A total of 570 putative tomato-potato ortholog pairs with inferred map position were produced for the analysis. The mean length of the tomato genes was 1162 bp and the mean length of the potato genes was 1026 bp. The distribution of sequence identity showed a long tail (Fig. 2), and a lower bound of 80% identity was arbitrarily chosen for inclusion in the model, leaving 534 pairs in the analysis (presumably pairs with lower identities are not true orthologs). When all 12 chromosomes were considered, the rearranged chromosomes (5, 9, 10, 11, and 12; N= 364 genes) showed a marginally significant (P = 0.064) increase in the predicted percent divergence of 0.23% (mean of rearranged = 5.2%, mean of collinear = 4.8%). When the analysis was restricted to only a comparison between the genes on chromosome 10 (N = 42) and the collinear chromosomes (N = 364), the effect of the chromosome 10 rearrangement was significant (P = 0.027), increasing the predicted percent divergence from 3.42% to 4.33%.
These results, while preliminary, support the hypothesis that the rearrangement of chromosome 10 in the tomato lineage may have facilitated speciation. Contemporary wild tomato species are sympatric with S. lycopersicoides and S. sitiens, consequently there is a strong possibility that the speciation event that initiated the tomato lineage occurred in parapatry. Future sequencing of whole alleles from S. lycopersicum and related wild tomatoes, along with sequencing of alleles from S. sitiens and S. lycopersicoides, will provide a more complete, rigorous test of this hypothesis. Moreover, integration of positional information from chromosome 10 will allow testing for subpatterns in diversity within the rearranged and nonrearranged chromosomal arms. Analyses of these sequences will further reveal the extent of divergence in coding vs noncoding regions of the genes, and could be used to detect genes that show a history of positive selection that may have driven the fixation of this rearrangement.
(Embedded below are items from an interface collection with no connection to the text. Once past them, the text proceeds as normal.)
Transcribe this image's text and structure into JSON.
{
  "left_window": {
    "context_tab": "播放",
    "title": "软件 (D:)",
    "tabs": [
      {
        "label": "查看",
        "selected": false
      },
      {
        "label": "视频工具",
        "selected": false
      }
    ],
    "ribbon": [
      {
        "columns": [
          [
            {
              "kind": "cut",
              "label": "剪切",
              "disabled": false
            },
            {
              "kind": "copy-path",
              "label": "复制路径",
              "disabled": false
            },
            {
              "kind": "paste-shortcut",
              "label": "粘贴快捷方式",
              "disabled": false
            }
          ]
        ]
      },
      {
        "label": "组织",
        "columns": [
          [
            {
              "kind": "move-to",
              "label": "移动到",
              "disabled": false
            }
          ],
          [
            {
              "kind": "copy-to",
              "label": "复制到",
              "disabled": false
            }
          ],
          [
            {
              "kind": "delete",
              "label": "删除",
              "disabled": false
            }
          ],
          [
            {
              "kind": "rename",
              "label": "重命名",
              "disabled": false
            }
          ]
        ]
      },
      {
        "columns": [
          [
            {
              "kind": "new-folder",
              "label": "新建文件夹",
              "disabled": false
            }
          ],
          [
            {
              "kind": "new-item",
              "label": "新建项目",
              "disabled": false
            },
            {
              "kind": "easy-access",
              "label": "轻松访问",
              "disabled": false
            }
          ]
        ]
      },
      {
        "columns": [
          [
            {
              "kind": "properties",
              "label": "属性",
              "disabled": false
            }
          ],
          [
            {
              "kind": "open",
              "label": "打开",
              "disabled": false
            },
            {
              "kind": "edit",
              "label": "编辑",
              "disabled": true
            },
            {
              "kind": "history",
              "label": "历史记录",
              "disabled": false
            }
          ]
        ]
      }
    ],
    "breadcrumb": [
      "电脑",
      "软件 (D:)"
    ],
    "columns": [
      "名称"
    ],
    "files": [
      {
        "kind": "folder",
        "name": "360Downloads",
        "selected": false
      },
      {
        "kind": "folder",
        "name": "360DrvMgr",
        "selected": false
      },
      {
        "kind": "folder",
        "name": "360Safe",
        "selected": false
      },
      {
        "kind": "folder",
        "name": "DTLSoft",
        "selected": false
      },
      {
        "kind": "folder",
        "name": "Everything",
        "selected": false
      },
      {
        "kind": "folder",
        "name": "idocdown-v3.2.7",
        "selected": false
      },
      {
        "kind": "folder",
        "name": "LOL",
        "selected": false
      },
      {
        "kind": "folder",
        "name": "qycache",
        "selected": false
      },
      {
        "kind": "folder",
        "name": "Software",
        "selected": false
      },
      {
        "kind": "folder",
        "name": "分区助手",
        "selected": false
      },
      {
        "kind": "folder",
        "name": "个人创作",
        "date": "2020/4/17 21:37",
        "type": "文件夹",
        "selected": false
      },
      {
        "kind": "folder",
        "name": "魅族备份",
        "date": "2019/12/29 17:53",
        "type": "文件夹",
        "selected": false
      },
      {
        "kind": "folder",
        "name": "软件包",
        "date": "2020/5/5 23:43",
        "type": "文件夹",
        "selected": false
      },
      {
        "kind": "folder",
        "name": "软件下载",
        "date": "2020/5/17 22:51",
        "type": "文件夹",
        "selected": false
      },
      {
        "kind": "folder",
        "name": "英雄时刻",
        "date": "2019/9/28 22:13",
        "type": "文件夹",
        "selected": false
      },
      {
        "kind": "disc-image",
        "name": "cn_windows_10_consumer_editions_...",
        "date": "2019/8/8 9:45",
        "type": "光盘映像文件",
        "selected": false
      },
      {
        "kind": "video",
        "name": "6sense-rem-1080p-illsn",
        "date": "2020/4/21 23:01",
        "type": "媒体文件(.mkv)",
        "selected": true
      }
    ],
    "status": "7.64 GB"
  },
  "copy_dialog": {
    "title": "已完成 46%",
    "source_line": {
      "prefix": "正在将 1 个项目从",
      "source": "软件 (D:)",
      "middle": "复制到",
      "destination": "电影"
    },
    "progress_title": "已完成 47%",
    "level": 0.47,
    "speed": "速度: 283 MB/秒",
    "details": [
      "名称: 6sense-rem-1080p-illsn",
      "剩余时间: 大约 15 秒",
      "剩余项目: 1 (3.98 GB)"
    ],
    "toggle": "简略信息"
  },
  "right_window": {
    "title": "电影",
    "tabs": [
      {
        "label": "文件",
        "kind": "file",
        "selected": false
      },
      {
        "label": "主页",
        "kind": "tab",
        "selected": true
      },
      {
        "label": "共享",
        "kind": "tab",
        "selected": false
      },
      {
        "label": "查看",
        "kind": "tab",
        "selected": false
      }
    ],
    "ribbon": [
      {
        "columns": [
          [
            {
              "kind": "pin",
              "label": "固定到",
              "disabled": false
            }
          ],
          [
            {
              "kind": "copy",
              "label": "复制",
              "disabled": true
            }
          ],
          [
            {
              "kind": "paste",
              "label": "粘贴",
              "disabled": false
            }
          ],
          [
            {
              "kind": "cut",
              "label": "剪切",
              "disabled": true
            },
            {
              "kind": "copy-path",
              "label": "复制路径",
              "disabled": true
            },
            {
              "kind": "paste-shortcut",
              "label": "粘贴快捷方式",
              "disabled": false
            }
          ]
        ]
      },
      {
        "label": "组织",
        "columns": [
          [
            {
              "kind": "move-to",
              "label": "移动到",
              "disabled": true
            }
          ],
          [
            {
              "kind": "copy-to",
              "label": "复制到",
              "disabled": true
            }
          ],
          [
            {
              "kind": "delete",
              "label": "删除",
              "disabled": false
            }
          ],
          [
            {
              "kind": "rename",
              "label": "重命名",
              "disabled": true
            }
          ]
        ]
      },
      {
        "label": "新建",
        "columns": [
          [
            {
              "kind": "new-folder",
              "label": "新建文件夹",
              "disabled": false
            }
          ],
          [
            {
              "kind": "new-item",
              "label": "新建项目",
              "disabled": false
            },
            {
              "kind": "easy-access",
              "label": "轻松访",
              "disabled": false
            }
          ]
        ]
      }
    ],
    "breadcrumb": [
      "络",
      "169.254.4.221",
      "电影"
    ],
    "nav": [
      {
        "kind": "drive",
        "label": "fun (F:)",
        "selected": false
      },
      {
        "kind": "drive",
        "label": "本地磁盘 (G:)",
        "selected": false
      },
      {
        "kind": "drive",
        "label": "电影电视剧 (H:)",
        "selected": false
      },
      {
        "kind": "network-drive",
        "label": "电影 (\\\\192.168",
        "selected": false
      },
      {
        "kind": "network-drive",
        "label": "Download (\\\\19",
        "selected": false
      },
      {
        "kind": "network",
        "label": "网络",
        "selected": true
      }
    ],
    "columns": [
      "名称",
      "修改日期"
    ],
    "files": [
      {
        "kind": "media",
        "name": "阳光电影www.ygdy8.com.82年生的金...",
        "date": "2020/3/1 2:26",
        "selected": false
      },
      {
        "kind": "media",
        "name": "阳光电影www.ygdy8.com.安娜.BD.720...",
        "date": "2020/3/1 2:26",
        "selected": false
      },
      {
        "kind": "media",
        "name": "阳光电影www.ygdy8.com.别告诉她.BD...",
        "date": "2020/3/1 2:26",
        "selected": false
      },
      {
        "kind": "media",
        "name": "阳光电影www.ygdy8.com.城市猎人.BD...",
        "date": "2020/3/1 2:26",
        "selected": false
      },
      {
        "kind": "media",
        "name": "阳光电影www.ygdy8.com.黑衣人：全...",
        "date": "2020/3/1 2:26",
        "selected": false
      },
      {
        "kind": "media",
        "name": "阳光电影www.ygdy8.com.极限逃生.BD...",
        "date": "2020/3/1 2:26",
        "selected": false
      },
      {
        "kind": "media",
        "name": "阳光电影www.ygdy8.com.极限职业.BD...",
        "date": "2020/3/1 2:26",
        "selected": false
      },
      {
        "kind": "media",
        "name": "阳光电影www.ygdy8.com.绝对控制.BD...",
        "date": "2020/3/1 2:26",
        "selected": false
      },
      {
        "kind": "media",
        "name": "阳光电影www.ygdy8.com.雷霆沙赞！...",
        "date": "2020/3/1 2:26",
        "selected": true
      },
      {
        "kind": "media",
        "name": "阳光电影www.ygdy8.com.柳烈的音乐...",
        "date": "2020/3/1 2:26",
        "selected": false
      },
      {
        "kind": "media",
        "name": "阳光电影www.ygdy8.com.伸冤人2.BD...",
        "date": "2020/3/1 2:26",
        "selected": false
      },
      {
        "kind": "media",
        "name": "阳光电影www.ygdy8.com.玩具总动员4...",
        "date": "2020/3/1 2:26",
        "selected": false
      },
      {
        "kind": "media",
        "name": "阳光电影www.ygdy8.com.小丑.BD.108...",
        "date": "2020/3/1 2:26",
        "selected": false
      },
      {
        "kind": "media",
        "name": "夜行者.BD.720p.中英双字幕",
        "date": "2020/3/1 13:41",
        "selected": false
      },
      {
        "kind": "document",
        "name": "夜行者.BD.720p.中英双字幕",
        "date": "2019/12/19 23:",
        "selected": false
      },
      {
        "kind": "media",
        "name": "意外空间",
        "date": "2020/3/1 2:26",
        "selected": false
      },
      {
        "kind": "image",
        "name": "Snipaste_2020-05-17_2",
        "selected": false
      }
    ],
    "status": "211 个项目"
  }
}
We need a chromosomal speciation theory based on the primary consequences of karyotypic rearrangements that explains extant karyotype evolution and the distribution of karyotypic diversity within and between species. The model must also include a gene's eye perspective to encompass genic divergence and reproductive isolation. The new recombination-based model largely fulfills these requirements. As Grant (1981) suggested, ‘chromosomal sterility … can be regarded as a condition superimposed on a more widespread and perhaps more basic condition of genic sterility’ (p. 116). Rearrangements that alter recombination rates without substantial overall fitness effects could extend the amount of the genome protected from gene flow in the face of hybridization, and therefore could allow more genes to become differentiated, promoting speciation.
Funding for this research came from the U. S. Department of Agriculture (NRI 2001-35301-09971 to K.L.) and the U.S. National Institutes of Health (GM059065 to L.H. Rieseberg).